The incident came to be known as the “Carandiru massacre.”
The Carandiru prison was demolished in 2002.
A seven-member jury at the trial found the officers guilty of shooting on rioting prisoners from the facility’s second-floor using machine guns.
Judge Jose Augusto Marzagao on Sunday sentenced the 23 from among 26 officers on trial.
Three others were acquitted and dozens more will be tried in the coming months.
The defence vowed to appeal and argued that “it does not reflect society’s opinion.”
The “Carandiru massacre,” which happened on October 2, 1992, was triggered by a prisoner revolt within the prison.
A total of 111 inmates were killed during the riot, with no casualties on the police side.
Survivors accused police of firing on inmates who had already surrendered or were hiding in their cells.
In 2001, colonel Ubiratan Guimaraes, head of the police operation, was sentenced to 632 years in prison for the deaths of 102 of the 111 prisoners.
But his sentence was annulled in 2006 by Sao Paulo’s Court of Justice.
Under Brazilian law, no one can serve more than 30 years in prison.
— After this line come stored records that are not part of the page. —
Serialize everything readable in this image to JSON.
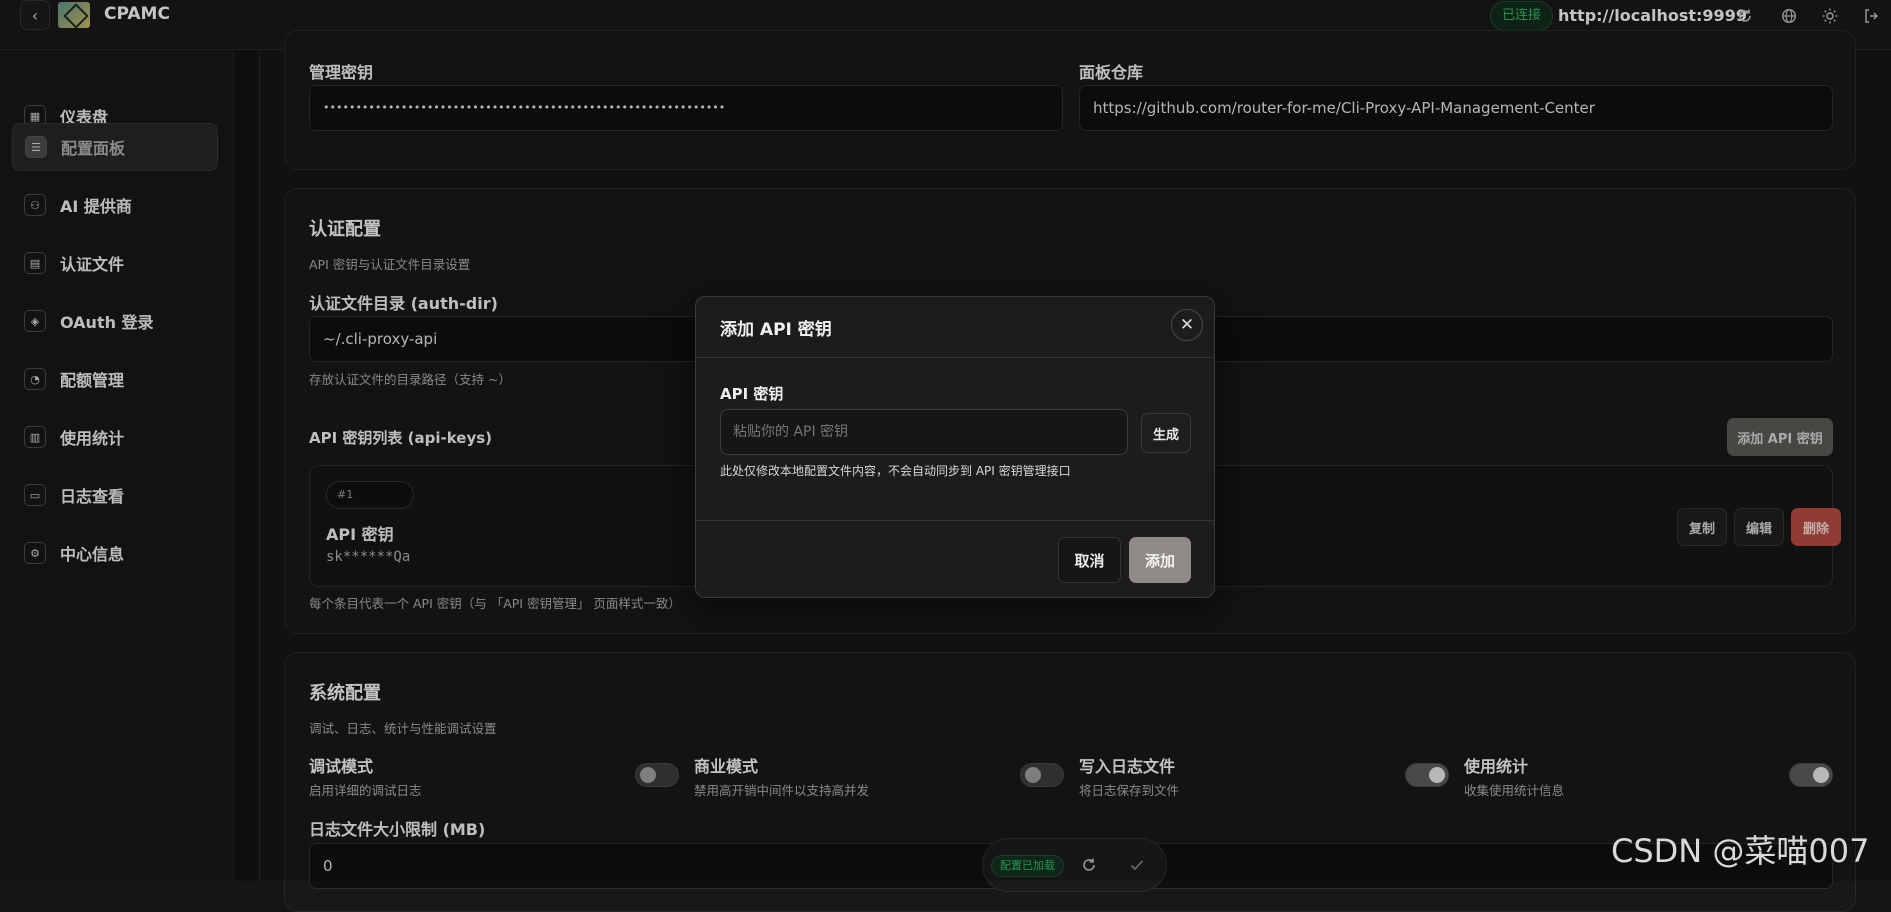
{
  "header": {
    "back_icon": "chevron-left-icon",
    "app_title": "CPAMC",
    "status": "已连接",
    "server_url": "http://localhost:9999",
    "icons": [
      "refresh-icon",
      "globe-icon",
      "sun-icon",
      "logout-icon"
    ]
  },
  "sidebar": {
    "items": [
      {
        "label": "仪表盘",
        "icon": "dashboard-icon"
      },
      {
        "label": "配置面板",
        "icon": "sliders-icon",
        "active": true
      },
      {
        "label": "AI 提供商",
        "icon": "network-icon"
      },
      {
        "label": "认证文件",
        "icon": "file-icon"
      },
      {
        "label": "OAuth 登录",
        "icon": "shield-icon"
      },
      {
        "label": "配额管理",
        "icon": "pie-icon"
      },
      {
        "label": "使用统计",
        "icon": "bar-chart-icon"
      },
      {
        "label": "日志查看",
        "icon": "terminal-icon"
      },
      {
        "label": "中心信息",
        "icon": "cpu-icon"
      }
    ]
  },
  "top_card": {
    "admin_key_label": "管理密钥",
    "admin_key_value": "••••••••••••••••••••••••••••••••••••••••••••••••••••••••••••••",
    "repo_label": "面板仓库",
    "repo_value": "https://github.com/router-for-me/Cli-Proxy-API-Management-Center"
  },
  "auth_card": {
    "title": "认证配置",
    "desc": "API 密钥与认证文件目录设置",
    "auth_dir_label": "认证文件目录 (auth-dir)",
    "auth_dir_value": "~/.cli-proxy-api",
    "auth_dir_hint": "存放认证文件的目录路径（支持 ~）",
    "api_keys_label": "API 密钥列表 (api-keys)",
    "add_key_button": "添加 API 密钥",
    "key_item": {
      "index": "#1",
      "title": "API 密钥",
      "value": "sk******Qa"
    },
    "copy_button": "复制",
    "edit_button": "编辑",
    "delete_button": "删除",
    "footer_hint": "每个条目代表一个 API 密钥（与 「API 密钥管理」 页面样式一致）"
  },
  "system_card": {
    "title": "系统配置",
    "desc": "调试、日志、统计与性能调试设置",
    "settings": [
      {
        "title": "调试模式",
        "desc": "启用详细的调试日志",
        "on": false
      },
      {
        "title": "商业模式",
        "desc": "禁用高开销中间件以支持高并发",
        "on": false
      },
      {
        "title": "写入日志文件",
        "desc": "将日志保存到文件",
        "on": true
      },
      {
        "title": "使用统计",
        "desc": "收集使用统计信息",
        "on": true
      }
    ],
    "log_size_label": "日志文件大小限制 (MB)",
    "log_size_value": "0"
  },
  "modal": {
    "title": "添加 API 密钥",
    "field_label": "API 密钥",
    "placeholder": "粘贴你的 API 密钥",
    "generate_button": "生成",
    "hint": "此处仅修改本地配置文件内容，不会自动同步到 API 密钥管理接口",
    "cancel_button": "取消",
    "add_button": "添加"
  },
  "float_bar": {
    "status": "配置已加载",
    "reload_icon": "refresh-icon",
    "save_icon": "check-icon"
  },
  "watermark": "CSDN @菜喵007",
  "colors": {
    "background": "#151515",
    "connected": "#2fb463",
    "delete": "#b04a40",
    "add_button": "#8f8a86"
  }
}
Carandiru Prison was South America’s largest penitentiary at its peak, housing over 8,000 inmates – it was closed and demolished in 2002.